DIRECTIONS - The answer must consist of every line from the entries below that contains the word "rápida".
***
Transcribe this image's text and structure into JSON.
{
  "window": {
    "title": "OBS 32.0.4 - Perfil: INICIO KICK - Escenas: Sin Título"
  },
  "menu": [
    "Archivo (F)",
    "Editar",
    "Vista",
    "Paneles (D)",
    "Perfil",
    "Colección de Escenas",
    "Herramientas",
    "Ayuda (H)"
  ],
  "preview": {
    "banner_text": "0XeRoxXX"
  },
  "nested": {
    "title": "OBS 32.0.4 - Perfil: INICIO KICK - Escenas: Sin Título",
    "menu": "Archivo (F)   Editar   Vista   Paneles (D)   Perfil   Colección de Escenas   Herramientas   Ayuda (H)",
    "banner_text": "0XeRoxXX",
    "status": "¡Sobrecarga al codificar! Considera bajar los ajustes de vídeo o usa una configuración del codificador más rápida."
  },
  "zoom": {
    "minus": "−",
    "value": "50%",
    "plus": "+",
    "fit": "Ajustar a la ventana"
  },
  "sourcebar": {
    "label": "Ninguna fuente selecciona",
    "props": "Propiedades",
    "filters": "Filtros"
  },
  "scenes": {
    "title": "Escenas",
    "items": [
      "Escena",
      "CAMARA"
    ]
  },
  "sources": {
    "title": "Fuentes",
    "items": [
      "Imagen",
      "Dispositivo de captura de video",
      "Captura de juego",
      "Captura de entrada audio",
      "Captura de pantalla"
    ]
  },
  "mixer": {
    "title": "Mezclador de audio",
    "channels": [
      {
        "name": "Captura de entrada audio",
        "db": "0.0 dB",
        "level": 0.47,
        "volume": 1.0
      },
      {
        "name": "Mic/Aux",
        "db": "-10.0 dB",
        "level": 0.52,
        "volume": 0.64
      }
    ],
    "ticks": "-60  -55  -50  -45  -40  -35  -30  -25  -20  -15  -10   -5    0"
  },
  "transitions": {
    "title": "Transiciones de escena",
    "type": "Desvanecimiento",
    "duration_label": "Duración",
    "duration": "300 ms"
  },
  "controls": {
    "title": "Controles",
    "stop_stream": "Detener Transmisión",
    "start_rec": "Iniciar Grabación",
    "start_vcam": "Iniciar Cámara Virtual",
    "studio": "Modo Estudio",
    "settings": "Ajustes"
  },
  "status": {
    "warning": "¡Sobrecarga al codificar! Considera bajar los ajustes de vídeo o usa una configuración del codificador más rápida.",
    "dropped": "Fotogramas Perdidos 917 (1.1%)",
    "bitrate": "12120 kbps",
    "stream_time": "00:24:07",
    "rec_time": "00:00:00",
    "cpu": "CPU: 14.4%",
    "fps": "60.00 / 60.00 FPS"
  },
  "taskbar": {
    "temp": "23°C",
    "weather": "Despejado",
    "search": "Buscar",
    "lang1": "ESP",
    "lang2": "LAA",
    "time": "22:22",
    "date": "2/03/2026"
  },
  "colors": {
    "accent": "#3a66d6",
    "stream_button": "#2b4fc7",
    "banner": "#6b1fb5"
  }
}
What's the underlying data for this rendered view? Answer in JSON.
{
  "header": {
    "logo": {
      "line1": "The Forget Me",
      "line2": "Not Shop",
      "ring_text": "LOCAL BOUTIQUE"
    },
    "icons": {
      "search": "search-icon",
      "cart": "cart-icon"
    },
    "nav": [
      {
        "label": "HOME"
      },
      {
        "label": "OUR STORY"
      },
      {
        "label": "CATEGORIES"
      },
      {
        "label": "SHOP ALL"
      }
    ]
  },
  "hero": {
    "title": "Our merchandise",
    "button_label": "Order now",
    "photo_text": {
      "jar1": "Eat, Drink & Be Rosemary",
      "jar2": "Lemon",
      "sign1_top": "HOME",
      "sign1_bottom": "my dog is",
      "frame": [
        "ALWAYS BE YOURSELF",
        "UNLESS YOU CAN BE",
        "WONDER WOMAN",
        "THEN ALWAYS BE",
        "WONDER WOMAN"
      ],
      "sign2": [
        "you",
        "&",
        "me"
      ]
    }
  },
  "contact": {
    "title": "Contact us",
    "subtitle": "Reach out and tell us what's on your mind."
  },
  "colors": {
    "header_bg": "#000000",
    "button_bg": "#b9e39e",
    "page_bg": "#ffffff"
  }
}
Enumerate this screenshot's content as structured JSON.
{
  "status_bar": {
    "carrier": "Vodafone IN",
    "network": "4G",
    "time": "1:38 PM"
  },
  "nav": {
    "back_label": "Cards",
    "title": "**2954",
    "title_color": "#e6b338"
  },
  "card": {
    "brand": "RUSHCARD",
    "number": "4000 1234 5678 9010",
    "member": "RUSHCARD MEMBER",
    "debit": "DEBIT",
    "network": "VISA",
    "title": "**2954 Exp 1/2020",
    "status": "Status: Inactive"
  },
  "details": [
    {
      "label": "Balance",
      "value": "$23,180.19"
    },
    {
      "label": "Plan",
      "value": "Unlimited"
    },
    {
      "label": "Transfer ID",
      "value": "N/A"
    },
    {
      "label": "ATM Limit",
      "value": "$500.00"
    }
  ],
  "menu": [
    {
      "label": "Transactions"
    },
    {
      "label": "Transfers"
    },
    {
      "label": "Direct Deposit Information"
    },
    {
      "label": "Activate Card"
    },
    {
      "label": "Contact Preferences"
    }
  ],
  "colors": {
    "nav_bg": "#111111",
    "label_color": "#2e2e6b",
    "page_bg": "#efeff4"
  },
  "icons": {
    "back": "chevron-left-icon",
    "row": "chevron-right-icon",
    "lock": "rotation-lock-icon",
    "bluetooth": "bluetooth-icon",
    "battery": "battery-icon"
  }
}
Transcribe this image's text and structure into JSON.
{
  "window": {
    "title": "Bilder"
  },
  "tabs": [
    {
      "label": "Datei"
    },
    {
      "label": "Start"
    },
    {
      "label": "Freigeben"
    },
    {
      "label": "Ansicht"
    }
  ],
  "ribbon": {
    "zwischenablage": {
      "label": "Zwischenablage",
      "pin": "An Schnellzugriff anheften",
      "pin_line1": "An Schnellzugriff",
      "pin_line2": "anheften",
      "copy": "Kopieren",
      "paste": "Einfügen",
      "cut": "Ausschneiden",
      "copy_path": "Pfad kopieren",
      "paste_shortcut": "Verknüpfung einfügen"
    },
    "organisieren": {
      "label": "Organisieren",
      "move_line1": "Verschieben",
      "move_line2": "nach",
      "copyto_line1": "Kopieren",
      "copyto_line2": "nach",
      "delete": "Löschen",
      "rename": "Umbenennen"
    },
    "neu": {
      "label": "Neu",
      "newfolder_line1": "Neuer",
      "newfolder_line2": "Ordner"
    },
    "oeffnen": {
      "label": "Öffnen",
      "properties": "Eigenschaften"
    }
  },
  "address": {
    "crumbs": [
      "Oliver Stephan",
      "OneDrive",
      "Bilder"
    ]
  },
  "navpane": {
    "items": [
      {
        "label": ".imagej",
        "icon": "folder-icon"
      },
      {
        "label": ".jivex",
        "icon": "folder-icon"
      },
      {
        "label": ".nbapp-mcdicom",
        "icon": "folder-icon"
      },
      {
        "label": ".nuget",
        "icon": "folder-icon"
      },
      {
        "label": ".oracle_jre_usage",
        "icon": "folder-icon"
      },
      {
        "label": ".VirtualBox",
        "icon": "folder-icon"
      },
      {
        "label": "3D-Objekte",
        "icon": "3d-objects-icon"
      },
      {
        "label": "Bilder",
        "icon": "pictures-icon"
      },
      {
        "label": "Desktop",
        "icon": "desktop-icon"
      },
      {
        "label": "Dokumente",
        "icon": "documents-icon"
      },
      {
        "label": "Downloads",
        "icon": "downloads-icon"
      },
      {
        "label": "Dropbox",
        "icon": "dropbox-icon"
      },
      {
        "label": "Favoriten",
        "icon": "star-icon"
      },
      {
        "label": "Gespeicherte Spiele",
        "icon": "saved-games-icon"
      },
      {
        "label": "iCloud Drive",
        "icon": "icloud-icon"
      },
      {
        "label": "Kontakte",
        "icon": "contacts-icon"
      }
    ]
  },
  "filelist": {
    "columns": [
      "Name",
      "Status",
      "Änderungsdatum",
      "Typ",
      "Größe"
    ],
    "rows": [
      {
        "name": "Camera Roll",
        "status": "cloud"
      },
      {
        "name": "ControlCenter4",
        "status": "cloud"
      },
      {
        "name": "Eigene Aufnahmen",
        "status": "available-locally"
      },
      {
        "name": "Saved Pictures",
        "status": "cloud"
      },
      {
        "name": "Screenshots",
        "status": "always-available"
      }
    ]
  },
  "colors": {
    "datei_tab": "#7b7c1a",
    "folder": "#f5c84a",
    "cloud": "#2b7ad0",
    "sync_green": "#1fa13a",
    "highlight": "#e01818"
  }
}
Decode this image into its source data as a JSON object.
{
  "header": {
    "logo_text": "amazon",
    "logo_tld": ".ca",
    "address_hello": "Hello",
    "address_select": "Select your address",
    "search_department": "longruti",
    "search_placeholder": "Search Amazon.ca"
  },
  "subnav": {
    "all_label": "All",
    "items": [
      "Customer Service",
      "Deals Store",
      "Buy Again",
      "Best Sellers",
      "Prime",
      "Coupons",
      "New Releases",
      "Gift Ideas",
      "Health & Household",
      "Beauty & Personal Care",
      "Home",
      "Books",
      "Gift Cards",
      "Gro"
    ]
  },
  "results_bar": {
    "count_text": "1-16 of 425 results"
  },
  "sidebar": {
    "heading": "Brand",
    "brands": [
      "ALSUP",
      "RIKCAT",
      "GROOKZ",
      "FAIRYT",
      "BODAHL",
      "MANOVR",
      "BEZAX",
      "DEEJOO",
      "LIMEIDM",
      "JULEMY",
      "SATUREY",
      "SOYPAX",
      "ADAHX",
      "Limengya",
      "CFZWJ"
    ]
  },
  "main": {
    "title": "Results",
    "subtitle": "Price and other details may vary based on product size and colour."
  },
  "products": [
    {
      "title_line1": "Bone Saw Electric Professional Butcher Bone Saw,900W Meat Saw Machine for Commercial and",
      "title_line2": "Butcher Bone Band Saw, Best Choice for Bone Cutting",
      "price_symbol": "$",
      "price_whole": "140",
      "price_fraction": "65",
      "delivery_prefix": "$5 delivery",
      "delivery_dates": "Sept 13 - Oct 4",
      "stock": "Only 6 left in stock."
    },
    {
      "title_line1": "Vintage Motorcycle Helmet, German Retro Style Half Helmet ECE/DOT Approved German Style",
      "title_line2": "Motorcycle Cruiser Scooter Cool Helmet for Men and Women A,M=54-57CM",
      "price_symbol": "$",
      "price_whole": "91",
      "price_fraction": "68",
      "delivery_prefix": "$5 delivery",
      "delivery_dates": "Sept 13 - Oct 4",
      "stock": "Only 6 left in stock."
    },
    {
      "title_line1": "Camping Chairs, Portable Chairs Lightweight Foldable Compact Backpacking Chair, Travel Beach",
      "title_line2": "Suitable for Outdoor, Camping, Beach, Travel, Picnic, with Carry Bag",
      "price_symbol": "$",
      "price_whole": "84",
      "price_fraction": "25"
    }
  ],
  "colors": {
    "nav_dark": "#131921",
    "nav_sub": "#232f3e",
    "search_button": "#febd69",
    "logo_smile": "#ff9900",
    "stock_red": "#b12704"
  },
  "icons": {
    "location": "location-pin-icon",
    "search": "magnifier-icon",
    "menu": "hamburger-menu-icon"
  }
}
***
EXPECTED OUTPUT -
    "status": "¡Sobrecarga al codificar! Considera bajar los ajustes de vídeo o usa una configuración del codificador más rápida."
    "warning": "¡Sobrecarga al codificar! Considera bajar los ajustes de vídeo o usa una configuración del codificador más rápida.",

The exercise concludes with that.